Segment Start: Provided records

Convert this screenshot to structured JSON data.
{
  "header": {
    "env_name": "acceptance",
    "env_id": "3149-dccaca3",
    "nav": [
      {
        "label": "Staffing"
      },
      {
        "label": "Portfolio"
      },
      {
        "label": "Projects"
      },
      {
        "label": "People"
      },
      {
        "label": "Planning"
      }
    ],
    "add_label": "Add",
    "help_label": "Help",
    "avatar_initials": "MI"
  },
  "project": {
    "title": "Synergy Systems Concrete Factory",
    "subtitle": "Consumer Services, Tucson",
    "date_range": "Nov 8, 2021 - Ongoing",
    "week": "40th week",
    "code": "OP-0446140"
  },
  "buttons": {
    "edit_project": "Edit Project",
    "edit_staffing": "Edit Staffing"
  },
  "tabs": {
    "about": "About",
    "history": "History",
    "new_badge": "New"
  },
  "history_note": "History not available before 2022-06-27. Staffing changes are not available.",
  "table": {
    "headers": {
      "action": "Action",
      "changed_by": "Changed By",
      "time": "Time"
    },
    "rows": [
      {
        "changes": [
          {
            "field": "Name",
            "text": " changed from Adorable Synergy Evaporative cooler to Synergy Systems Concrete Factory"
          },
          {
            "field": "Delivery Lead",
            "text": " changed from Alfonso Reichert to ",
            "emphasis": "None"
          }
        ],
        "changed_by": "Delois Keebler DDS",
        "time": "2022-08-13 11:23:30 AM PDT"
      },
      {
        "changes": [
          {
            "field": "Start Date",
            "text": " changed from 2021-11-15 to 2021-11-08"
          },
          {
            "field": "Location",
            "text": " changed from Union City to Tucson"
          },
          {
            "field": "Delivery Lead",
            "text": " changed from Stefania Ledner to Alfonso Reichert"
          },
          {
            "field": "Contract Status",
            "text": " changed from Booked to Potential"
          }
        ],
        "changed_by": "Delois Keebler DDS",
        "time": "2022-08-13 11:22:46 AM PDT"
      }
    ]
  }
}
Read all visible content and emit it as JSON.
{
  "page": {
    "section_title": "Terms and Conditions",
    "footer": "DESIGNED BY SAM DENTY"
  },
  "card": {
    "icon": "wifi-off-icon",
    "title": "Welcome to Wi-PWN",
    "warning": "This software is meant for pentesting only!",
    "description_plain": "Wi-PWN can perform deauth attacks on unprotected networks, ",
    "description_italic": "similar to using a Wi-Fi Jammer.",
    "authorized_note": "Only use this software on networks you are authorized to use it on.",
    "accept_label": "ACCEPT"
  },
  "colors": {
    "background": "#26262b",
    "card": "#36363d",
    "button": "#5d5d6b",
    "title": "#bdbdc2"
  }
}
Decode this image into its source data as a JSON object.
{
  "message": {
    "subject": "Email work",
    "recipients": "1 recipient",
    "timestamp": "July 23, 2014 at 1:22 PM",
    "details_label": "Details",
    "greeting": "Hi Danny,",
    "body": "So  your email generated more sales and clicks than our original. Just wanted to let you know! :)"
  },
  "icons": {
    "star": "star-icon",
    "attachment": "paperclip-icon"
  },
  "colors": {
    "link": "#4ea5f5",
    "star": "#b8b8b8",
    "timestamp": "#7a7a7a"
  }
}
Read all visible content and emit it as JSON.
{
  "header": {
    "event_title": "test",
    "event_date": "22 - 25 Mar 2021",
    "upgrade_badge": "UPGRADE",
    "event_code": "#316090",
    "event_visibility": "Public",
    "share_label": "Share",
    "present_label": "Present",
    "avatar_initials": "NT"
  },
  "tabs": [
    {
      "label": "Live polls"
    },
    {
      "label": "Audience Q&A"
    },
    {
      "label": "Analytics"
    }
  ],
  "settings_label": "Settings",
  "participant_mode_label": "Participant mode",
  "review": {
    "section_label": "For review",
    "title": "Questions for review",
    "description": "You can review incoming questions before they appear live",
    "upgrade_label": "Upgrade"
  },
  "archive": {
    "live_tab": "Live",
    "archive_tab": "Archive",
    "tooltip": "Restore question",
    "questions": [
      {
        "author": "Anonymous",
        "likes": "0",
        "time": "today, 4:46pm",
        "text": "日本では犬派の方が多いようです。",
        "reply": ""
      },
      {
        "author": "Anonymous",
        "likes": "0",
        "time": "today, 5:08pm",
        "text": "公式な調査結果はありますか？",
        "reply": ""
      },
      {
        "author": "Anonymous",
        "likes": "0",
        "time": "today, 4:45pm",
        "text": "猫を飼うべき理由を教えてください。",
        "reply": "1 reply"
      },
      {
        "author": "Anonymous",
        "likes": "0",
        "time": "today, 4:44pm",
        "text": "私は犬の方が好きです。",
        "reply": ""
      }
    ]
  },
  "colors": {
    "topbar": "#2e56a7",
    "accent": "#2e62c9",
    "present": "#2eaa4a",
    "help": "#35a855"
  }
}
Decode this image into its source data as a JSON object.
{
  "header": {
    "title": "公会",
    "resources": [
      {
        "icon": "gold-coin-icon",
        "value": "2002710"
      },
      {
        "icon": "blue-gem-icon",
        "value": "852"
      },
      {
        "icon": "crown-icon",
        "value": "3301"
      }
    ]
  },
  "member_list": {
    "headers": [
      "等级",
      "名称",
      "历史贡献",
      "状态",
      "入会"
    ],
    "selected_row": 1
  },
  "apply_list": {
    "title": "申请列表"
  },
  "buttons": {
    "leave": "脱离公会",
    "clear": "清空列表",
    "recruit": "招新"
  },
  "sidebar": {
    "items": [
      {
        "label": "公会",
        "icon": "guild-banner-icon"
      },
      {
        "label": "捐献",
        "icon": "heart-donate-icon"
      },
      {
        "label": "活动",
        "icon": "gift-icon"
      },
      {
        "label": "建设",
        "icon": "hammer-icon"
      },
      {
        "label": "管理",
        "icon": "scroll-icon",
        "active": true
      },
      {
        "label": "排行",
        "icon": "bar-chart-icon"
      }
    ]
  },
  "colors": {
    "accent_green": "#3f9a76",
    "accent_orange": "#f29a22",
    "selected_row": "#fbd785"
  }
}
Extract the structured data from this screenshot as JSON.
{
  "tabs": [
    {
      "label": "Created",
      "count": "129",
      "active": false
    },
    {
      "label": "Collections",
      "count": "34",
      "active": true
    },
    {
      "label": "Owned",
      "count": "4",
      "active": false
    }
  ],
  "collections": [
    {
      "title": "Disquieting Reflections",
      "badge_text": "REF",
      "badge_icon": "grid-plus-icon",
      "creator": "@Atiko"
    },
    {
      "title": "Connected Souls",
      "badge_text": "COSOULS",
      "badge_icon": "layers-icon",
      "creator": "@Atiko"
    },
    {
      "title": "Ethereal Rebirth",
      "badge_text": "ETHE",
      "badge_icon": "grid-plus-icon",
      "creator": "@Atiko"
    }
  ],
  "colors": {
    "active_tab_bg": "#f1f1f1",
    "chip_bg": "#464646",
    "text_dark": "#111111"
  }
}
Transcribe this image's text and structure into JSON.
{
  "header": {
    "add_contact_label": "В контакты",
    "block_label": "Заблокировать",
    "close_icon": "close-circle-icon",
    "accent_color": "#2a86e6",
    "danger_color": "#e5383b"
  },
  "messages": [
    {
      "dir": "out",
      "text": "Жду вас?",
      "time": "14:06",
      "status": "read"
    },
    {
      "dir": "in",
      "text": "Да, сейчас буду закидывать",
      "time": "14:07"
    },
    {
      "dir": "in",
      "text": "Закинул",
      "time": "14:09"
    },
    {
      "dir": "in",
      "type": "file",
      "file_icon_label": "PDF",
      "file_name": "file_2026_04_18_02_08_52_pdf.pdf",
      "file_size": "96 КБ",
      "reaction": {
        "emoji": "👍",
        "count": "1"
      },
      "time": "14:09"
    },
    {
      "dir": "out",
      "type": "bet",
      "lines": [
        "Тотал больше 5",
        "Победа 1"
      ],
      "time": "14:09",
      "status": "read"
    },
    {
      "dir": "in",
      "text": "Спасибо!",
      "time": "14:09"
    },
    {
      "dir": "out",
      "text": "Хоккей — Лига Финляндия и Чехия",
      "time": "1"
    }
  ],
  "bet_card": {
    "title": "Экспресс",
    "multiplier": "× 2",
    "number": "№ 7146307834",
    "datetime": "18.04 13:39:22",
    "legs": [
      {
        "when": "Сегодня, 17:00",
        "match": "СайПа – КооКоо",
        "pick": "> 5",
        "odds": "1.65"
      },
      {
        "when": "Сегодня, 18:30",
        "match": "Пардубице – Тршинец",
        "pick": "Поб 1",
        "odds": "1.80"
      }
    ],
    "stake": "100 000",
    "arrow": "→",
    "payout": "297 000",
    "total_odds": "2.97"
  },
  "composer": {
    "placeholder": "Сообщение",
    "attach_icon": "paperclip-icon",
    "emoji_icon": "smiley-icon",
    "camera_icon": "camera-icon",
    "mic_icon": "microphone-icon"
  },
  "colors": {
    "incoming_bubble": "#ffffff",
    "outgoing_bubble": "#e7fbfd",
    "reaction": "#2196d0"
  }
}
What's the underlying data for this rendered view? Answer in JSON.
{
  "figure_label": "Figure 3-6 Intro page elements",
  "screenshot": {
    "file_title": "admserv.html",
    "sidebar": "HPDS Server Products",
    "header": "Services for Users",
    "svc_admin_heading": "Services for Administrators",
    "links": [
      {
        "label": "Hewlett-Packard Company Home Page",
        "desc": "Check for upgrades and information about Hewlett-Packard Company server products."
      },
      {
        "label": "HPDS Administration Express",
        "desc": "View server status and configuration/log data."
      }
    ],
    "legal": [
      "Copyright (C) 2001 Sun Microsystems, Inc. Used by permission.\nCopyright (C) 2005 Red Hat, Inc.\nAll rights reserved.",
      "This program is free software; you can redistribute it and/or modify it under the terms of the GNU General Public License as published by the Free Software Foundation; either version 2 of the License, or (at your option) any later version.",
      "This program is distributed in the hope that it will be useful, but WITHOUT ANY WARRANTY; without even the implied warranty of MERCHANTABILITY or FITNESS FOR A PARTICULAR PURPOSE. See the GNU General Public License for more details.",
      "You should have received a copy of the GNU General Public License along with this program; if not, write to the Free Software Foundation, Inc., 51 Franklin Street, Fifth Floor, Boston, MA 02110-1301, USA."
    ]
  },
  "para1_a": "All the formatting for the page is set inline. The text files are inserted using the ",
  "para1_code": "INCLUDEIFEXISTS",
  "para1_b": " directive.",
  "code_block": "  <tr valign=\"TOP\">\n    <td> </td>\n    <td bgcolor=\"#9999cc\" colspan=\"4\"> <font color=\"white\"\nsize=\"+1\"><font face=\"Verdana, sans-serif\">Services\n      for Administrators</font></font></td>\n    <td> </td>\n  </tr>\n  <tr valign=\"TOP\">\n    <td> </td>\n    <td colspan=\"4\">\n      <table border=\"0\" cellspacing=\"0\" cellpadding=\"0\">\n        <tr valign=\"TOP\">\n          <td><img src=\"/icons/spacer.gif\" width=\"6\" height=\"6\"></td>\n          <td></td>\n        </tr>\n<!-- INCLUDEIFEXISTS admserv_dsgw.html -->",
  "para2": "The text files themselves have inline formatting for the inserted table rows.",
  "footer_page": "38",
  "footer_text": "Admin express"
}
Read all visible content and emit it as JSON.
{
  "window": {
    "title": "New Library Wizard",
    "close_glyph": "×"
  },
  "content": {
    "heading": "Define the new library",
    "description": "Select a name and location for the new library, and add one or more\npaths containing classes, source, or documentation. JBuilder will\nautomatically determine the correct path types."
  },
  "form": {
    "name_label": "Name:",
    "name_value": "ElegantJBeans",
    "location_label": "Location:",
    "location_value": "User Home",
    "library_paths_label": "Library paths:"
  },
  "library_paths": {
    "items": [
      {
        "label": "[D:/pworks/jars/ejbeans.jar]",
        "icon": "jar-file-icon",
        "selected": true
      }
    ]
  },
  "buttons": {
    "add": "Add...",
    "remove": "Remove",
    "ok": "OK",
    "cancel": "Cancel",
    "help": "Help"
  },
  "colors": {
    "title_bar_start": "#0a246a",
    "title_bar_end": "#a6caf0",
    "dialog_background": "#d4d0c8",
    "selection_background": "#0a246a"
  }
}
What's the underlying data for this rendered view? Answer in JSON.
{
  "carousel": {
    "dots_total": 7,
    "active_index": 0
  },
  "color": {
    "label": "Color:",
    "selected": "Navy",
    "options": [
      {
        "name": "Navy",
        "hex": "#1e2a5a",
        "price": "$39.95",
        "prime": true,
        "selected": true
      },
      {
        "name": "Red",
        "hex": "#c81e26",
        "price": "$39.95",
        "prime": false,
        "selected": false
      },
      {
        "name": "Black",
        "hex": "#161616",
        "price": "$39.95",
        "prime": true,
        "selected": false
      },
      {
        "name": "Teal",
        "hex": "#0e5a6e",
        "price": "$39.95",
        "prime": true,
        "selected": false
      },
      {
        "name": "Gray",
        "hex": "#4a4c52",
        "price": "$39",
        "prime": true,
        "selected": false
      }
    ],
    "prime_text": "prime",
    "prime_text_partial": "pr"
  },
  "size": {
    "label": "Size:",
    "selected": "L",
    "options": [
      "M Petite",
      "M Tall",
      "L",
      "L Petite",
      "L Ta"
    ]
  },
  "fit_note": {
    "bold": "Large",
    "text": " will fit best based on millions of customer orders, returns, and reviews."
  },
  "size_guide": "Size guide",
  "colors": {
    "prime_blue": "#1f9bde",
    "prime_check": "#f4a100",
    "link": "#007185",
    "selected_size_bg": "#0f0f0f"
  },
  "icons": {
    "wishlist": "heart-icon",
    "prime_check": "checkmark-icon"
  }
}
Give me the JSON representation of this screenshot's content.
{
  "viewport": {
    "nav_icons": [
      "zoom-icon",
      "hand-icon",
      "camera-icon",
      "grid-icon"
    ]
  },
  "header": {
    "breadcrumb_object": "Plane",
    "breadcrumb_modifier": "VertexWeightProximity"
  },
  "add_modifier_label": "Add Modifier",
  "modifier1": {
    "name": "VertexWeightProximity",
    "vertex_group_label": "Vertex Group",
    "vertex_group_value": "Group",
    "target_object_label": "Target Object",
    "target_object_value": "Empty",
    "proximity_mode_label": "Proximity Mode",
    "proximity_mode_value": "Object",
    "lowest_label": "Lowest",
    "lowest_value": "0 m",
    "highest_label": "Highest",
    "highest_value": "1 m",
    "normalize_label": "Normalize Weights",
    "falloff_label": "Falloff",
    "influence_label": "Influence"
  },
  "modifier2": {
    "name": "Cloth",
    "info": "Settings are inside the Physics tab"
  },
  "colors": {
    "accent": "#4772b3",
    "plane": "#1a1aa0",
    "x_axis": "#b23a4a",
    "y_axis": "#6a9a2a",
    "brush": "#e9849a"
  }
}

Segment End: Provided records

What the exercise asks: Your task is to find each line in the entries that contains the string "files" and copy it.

Solution for this task:
  "para1_a": "All the formatting for the page is set inline. The text files are inserted using the ",
  "para2": "The text files themselves have inline formatting for the inserted table rows.",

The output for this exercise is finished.